Where should founders look for untapped value? The finance department
Few numbers matter more to a founder than their company’s valuation. This is a fairly universal truth. But if you asked a focus group of founders which employees they valued the most, you’d probably get a few different answers.
I know, it’s a bit like choosing between children. But if I had to wager, I’d say marketers, product developers, and sales teams are all likely to come high up the pecking order.
I expect very few would choose the humble finance department - despite the extraordinary impact it can have. Here, I look at what founders need to know about setting up their finance team for success.
How the finance department impacts valuation
All too many founders make the mistake of viewing valuation as a ‘hype metric’ rather than something intrinsically linked to financial and business fundamentals. But while building hype in the press or on social media can certainly help you make a few sales, when it comes to standing in front of an investor, your fundamentals have to stack up.
Other high-growth companies will spend lots of investor cash tinkering with product development or hiring a high-profile executive with a stuffed Rolodex and an equally chunky pay packet. Unfortunately, this can mean the finance department goes unloved and under-resourced.
When sourcing investment from private investors or a venture capital (VC) firm, or even the public markets, you have to ensure your business model stands up to scrutiny. Up-to-date, accurate financial statements and accounts are essential for your business to appear competent, efficient, and worthy of investment. The devil is in the detail, so having a CFO who is directly responsible for this part of the process and has both the time and the experience to work independently can pay dividends.
The importance of getting the right people in the door
Many early-stage businesses will lack the resources to fund a fully-fledged finance team. But that doesn’t mean you should try to do it all yourself. Instead, I often recommend companies in this position consider hiring a CFO on a part-time basis.
If you do have the resources to hire a CFO, hire wisely. Your CFO should be your right hand. You should be in constant communication and trust each other fully. If you’re lucky, your CFO could be with you for years - or even decades. But it’s also true that some people can be outgrown by a business.

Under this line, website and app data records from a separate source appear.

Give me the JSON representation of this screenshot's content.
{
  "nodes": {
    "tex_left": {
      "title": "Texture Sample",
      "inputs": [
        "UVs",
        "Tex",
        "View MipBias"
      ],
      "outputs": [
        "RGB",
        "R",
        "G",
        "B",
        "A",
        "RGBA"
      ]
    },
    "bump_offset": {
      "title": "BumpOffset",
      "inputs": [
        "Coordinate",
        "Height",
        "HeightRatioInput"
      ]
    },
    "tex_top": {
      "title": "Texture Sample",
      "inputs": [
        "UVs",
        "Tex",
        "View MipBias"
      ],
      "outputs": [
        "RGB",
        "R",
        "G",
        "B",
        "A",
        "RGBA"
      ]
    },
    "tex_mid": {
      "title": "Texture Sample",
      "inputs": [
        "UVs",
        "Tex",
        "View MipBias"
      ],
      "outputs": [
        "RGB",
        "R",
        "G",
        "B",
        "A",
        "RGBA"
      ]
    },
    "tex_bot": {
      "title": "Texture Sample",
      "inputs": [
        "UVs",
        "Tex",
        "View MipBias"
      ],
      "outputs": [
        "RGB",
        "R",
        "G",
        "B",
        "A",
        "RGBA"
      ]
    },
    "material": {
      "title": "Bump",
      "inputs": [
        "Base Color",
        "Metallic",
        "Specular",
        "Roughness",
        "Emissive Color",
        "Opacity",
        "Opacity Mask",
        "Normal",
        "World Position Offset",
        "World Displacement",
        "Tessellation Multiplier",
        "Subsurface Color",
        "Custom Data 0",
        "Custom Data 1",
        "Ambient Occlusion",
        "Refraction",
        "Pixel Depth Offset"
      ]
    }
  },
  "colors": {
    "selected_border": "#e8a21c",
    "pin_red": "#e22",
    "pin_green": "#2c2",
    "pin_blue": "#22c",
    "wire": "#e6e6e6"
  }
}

The person you hired as CFO in your seed round is not necessarily the right person to lead the charge during Series C or IPO. Making decisions to hire or fire based on your heart rather than your head can create serious issues if someone doesn’t have the experience or skills needed for a role.
It’s also important to consider the structure of your finance team. More senior or strategic tasks are not going to be suited to a graduate or intern. But nor are generic tasks or administration going to be the best use of time for senior financial professionals. Aim for a balance of experienced, strategic minds and diligent fresh talent.
Setting a tone of financial discipline
I’ve spent more than 30 years advising companies and no two days have ever been the same - but there is at least one thing I’ve learnt to be true all the time, everywhere: a tone of financial competence and discipline can only ever be set at the top.
A top finance team is also the best antidote to one of the most fatal mistakes a founder can make: forgetting that you’re spending other people’s money. Unfortunately, that means the finance department can develop a stigma of being the team that says “no” a lot. There’s a kernel of truth to it, as your finance team should be the voice of reason. But they’re also a source of opportunity, particularly when it comes to your valuation.
Rather than positioning the finance department as aloof number-crunchers, they should be embraced as a core part of the team. Everyone from product development to marketing should be in regular communication with finance and encouraged to negotiate on spending based on priorities, helping to create a more collaborative environment. Again, this needs to be something that comes from the top.
The finance department and corporate governance
Another underappreciated part of business for many founders is corporate governance. It’s a term that might seem alien to very early-stage entrepreneurs working on a shoestring budget out of a basement.
But as companies grow, corporate governance rapidly goes from being an afterthought to being essential. Poor corporate governance has been behind some of the biggest falls from grace for high-profile startups in recent years - just look at THG or WeWork. Even some of the travails that have hindered Revolut in recent years come down to corporate governance failures.
So, what’s this got to do with the finance department? While some corporate governance responsibilities lie with the CEO or legal team, your finance team will play a crucial role in terms of financial reporting, bookkeeping, and expense tracking, among other things.
They should also play a role in deciding best practices in everything from HR and people management to sales. CFOs or Finance Directors also tend to be analytical, process-driven people. Their contributions can be invaluable in setting standards today that will serve you well in years to come.
Give your finance team some love - they’ll repay you
The early-stage investment industry sells itself as a catapult for bright ideas with big potential. In principle that’s straightforward, but it’s also an industry that can be guilty of focusing on cult of personality, flashy branding, and media hype. It rarely talks up the virtues of good business fundamentals.
But how the industry likes to present itself and how it actually makes decisions are not the same thing. Venture capital is and always will be about maximising returns for investors. The cold, hard reality many companies eventually realise is that the bottom line - and what that bottom line will look like a few years from now - is what matters. Without question, that’s where your finance team can make the biggest difference.